The football hero has found himself at the heart of a Twitter storm over the refugee children debate.

The Mole wonders what sort of topsy-turvy universe we now live in where Gary Lineker is suddenly being called a “political activist” by a Conservative MP? Our favourite big-eared football pundit has found himself in a war of words with the Sun newspaper after wading into the controversy over the age of the refugee children granted entry into Britain from Calais.

Pictures published earlier this week in the right-wing press prompted speculation over the migrants' “true age”, and a Tory MP even went as far as suggesting that these children should have their age verified by dental X-rays. All of which leaves your poor Mole with a deeply furrowed brow.

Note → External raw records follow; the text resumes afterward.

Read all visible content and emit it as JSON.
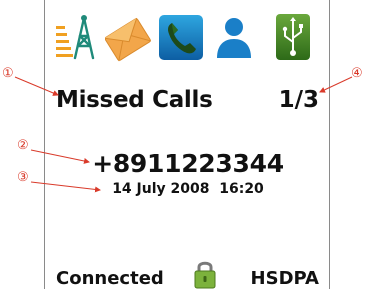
{
  "header_icons": [
    {
      "name": "signal-tower-icon"
    },
    {
      "name": "envelope-icon"
    },
    {
      "name": "phone-icon"
    },
    {
      "name": "contact-icon"
    },
    {
      "name": "usb-icon"
    }
  ],
  "screen": {
    "title": "Missed Calls",
    "page_indicator": "1/3",
    "phone_number": "+8911223344",
    "datetime": "14 July 2008  16:20"
  },
  "status_bar": {
    "connection": "Connected",
    "network": "HSDPA",
    "lock_icon": "padlock-icon"
  },
  "callouts": {
    "c1": "①",
    "c2": "②",
    "c3": "③",
    "c4": "④"
  },
  "colors": {
    "callout": "#d93a2a",
    "phone_icon_bg": "#1585c6",
    "contact_icon": "#1a7fc8",
    "usb_icon_bg": "#4b8a2a",
    "signal_orange": "#f0a021",
    "envelope": "#f2a64a"
  }
}
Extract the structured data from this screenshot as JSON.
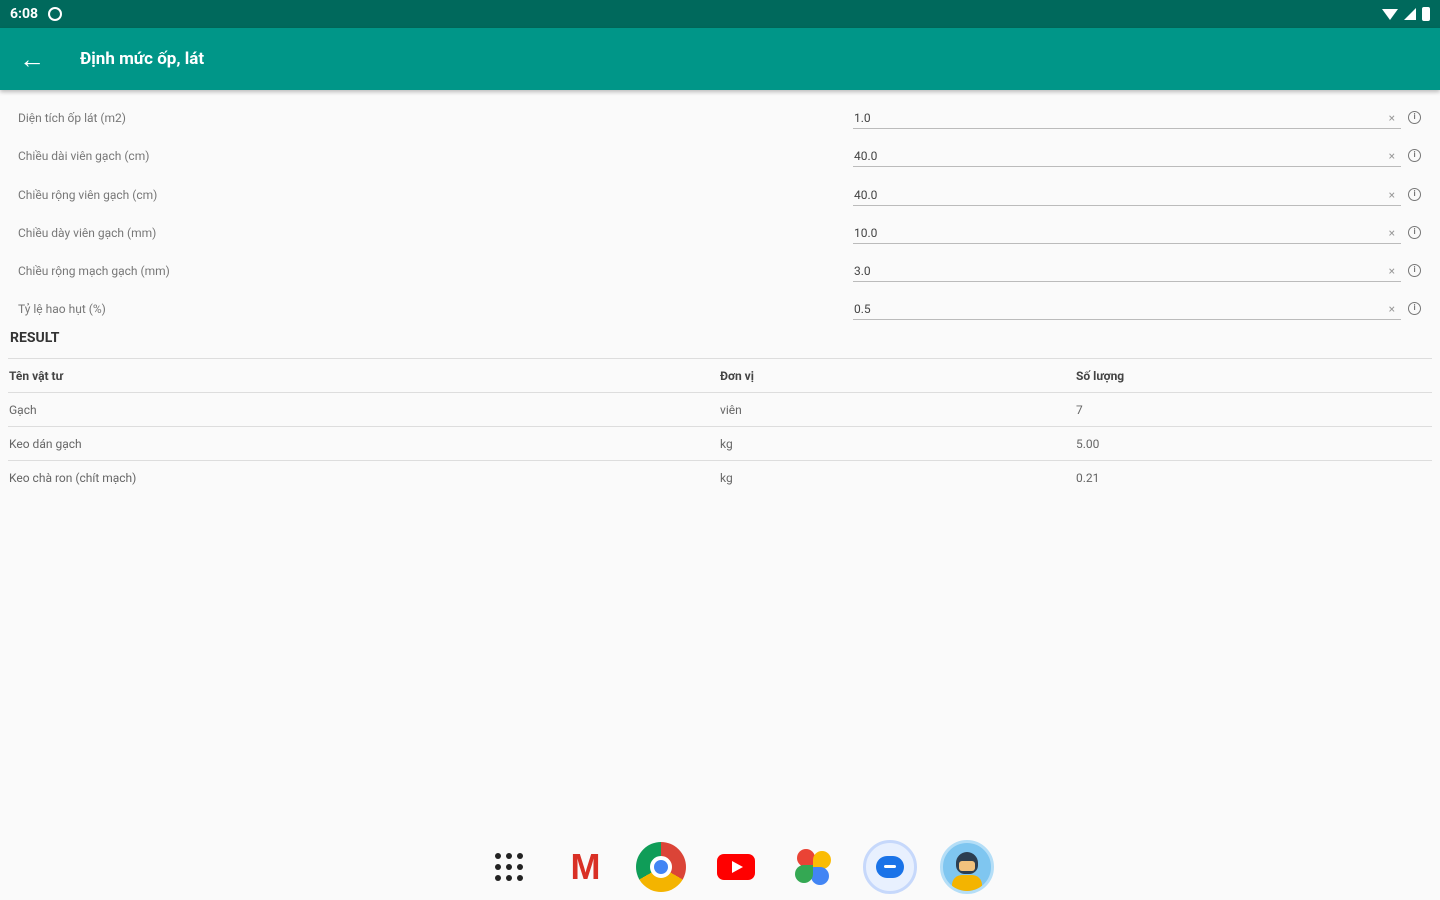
{
  "status_bar": {
    "time": "6:08"
  },
  "app_bar": {
    "title": "Định mức ốp, lát",
    "back_icon": "arrow-back-icon"
  },
  "form": {
    "fields": [
      {
        "label": "Diện tích ốp lát (m2)",
        "value": "1.0"
      },
      {
        "label": "Chiều dài viên gạch (cm)",
        "value": "40.0"
      },
      {
        "label": "Chiều rộng viên gạch (cm)",
        "value": "40.0"
      },
      {
        "label": "Chiều dày viên gạch (mm)",
        "value": "10.0"
      },
      {
        "label": "Chiều rộng mạch gạch (mm)",
        "value": "3.0"
      },
      {
        "label": "Tỷ lệ hao hụt (%)",
        "value": "0.5"
      }
    ],
    "clear_glyph": "×",
    "info_glyph": "i"
  },
  "result": {
    "title": "RESULT",
    "columns": [
      "Tên vật tư",
      "Đơn vị",
      "Số lượng"
    ],
    "rows": [
      [
        "Gạch",
        "viên",
        "7"
      ],
      [
        "Keo dán gạch",
        "kg",
        "5.00"
      ],
      [
        "Keo chà ron (chít mạch)",
        "kg",
        "0.21"
      ]
    ]
  },
  "dock": {
    "apps": [
      "app-drawer-icon",
      "gmail-icon",
      "chrome-icon",
      "youtube-icon",
      "photos-icon",
      "messages-icon",
      "avatar-app-icon"
    ],
    "gmail_glyph": "M"
  },
  "colors": {
    "status_bar": "#00695c",
    "app_bar": "#009688",
    "background": "#fafafa"
  }
}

But luckily the British Dental Association was on hand to condemn the idea as unethical, inaccurate and inappropriate. Phew. Thank God for dentists.

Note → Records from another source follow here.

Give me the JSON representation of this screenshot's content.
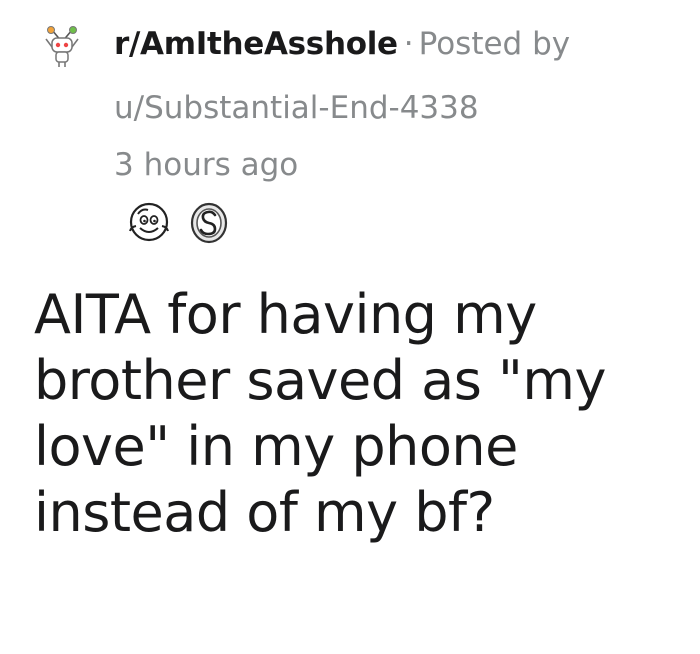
{
  "post": {
    "subreddit": "r/AmItheAsshole",
    "separator": "·",
    "posted_by_label": "Posted by",
    "username": "u/Substantial-End-4338",
    "timestamp": "3 hours ago",
    "awards": [
      {
        "icon": "wholesome-award-icon"
      },
      {
        "icon": "silver-award-icon"
      }
    ],
    "title_lines": [
      "AITA for having my",
      "brother saved as \"my",
      "love\" in my phone",
      "instead of my bf?"
    ]
  },
  "colors": {
    "primary_text": "#1a1a1b",
    "meta_text": "#878a8c"
  }
}
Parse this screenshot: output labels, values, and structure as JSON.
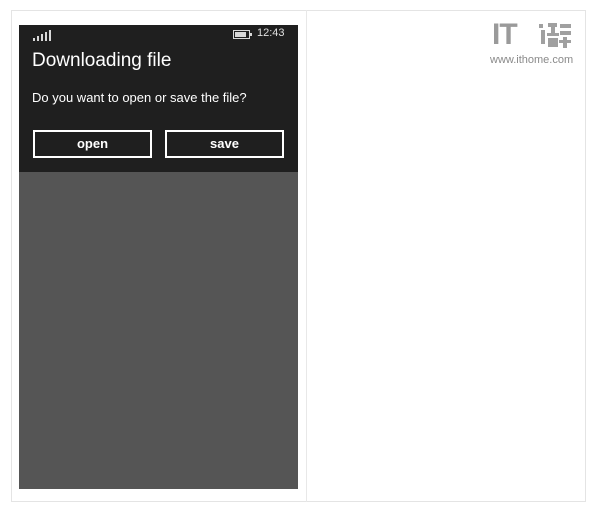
{
  "status_bar": {
    "signal_icon": "signal-strength-icon",
    "battery_icon": "battery-icon",
    "battery_level": 0.85,
    "time": "12:43"
  },
  "dialog": {
    "title": "Downloading file",
    "message": "Do you want to open or save the file?",
    "open_label": "open",
    "save_label": "save"
  },
  "watermark": {
    "logo_text": "IT之家",
    "url": "www.ithome.com"
  },
  "colors": {
    "dialog_background": "#1f1f1f",
    "overlay_background": "#555555",
    "text": "#ffffff",
    "watermark": "#9a9a9a"
  }
}
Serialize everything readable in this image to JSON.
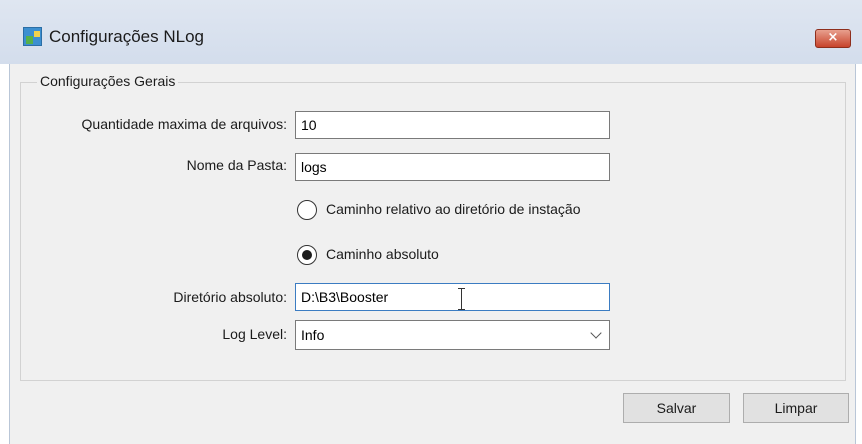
{
  "window": {
    "title": "Configurações NLog",
    "close_label": "×"
  },
  "group": {
    "title": "Configurações Gerais"
  },
  "fields": {
    "max_files": {
      "label": "Quantidade maxima de arquivos:",
      "value": "10"
    },
    "folder_name": {
      "label": "Nome da Pasta:",
      "value": "logs"
    },
    "path_mode": {
      "options": [
        {
          "label": "Caminho relativo ao diretório de instação",
          "selected": false
        },
        {
          "label": "Caminho absoluto",
          "selected": true
        }
      ]
    },
    "absolute_dir": {
      "label": "Diretório absoluto:",
      "value": "D:\\B3\\Booster"
    },
    "log_level": {
      "label": "Log Level:",
      "value": "Info"
    }
  },
  "buttons": {
    "save_label": "Salvar",
    "clear_label": "Limpar"
  },
  "colors": {
    "titlebar": "#d3ddec",
    "close_button": "#c7432b",
    "client_background": "#f0f0f0",
    "focus_border": "#3b7cc2"
  }
}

Back to old Big Ears, sorry, Saint Gary, who on Wednesday tweeted his outrage over the Murdoch-owned newspaper’s scaremongering coverage of the story. He smacked down the ex-English Defence League leader, Tommy Robinson, in a single tweet, calling him a “racist idiot”, and went on to defend his right to express his opinions freely on his feed.

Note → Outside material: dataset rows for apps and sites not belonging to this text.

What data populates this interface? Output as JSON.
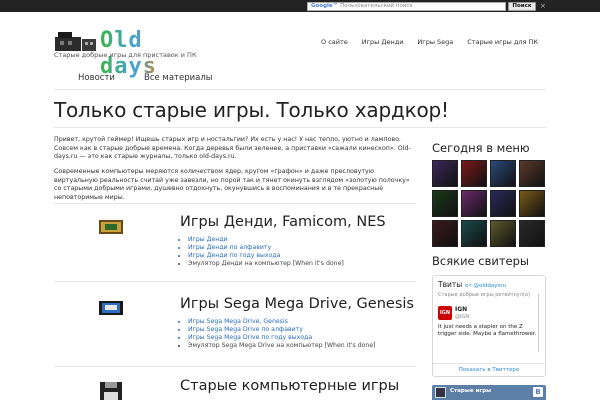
{
  "topbar": {
    "search_brand": "Google™",
    "search_placeholder": "Пользовательский поиск",
    "search_button": "Поиск",
    "close_glyph": "×"
  },
  "logo": {
    "title": "Old days",
    "tagline": "Старые добрые игры для приставок и ПК"
  },
  "header_nav": [
    "О сайте",
    "Игры Денди",
    "Игры Sega",
    "Старые игры для ПК"
  ],
  "subnav": [
    "Новости",
    "Все материалы"
  ],
  "page_title": "Только старые игры. Только хардкор!",
  "intro": [
    "Привет, крутой геймер! Ищешь старых игр и ностальгии? Их есть у нас! У нас тепло, уютно и лампово. Совсем как в старые добрые времена. Когда деревья были зеленее, а приставки «сажали кинескоп». Old-days.ru — это как старые журналы, только old-days.ru.",
    "Современные компьютеры меряются количеством ядер, кругом «графон» и даже пресловутую виртуальную реальность считай уже завезли, но порой так и тянет окинуть взглядом «золотую полочку» со старыми добрыми играми, душевно отдохнуть, окунувшись в воспоминания и в те прекрасные неповторимые миры."
  ],
  "sections": [
    {
      "title": "Игры Денди, Famicom, NES",
      "icon": "nes-cartridge-icon",
      "links": [
        "Игры Денди",
        "Игры Денди по алфавиту",
        "Игры Денди по году выхода"
      ],
      "plain": [
        "Эмулятор Денди на компьютер [When it's done]"
      ]
    },
    {
      "title": "Игры Sega Mega Drive, Genesis",
      "icon": "sega-cartridge-icon",
      "links": [
        "Игры Sega Mega Drive, Genesis",
        "Игры Sega Mega Drive по алфавиту",
        "Игры Sega Mega Drive по году выхода"
      ],
      "plain": [
        "Эмулятор Sega Mega Drive на компьютер [When it's done]"
      ]
    },
    {
      "title": "Старые компьютерные игры",
      "icon": "floppy-disk-icon",
      "links": [],
      "plain": []
    }
  ],
  "sidebar": {
    "menu_title": "Сегодня в меню",
    "thumb_colors": [
      "#3a2a5a",
      "#7a1a1a",
      "#2a4a7a",
      "#5a3a2a",
      "#1a3a1a",
      "#6a2a6a",
      "#2a2a5a",
      "#7a5a1a",
      "#3a1a1a",
      "#1a4a4a",
      "#5a5a2a",
      "#2a2a2a"
    ],
    "sweaters_title": "Всякие свитеры",
    "twitter": {
      "title": "Твиты",
      "handle": "от @olddaysru",
      "retweet_note": "Старые добрые игры ретвитнул(а)",
      "author": "IGN",
      "author_handle": "@IGN",
      "text": "It just needs a stapler on the Z trigger side. Maybe a flamethrower.",
      "footer": "Показать в Твиттере"
    },
    "vk": {
      "group": "Старые игры",
      "logo": "В"
    }
  },
  "colors": {
    "link": "#2a6ebb",
    "topbar": "#232323",
    "vk": "#5b7fa6"
  }
}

The Sun hit back in traditional form, calling for Lineker to be ousted from his job as host of the BBC’s Match of the Day. The headline they chose? “Out on his ears”, of course, referring to the sporting hero’s most notable assets. In the article, the tabloid lays into Lineker, branding him a “leftie luvvie” and “jug-eared”. The article attacked him for describing those querying the age of the young migrants as “hideously racist” and suggested he had breached BBC guidelines on impartiality.

All of which has prompted calls for a boycott of the Sun and an outpouring of support for Lineker on Twitter. His fellow football hero Stan Collymore waded in, tweeting that he was on “Team Lineker”. Leading the charge against the Murdoch-owned title was the close ally of Labour leader Jeremy Corbyn and former Channel 4 News economics editor, Paul Mason, who tweeted:

Lineker, who is not accustomed to finding himself at the centre of such highly politicised arguments on social media, responded with typical good humour, saying he had received a bit of a “spanking”.

All of which leaves the Mole with renewed respect for Lineker and an uncharacteristic desire to watch this weekend’s Match of the Day to see if any trace of his new activist persona might surface.


I'm a mole, innit.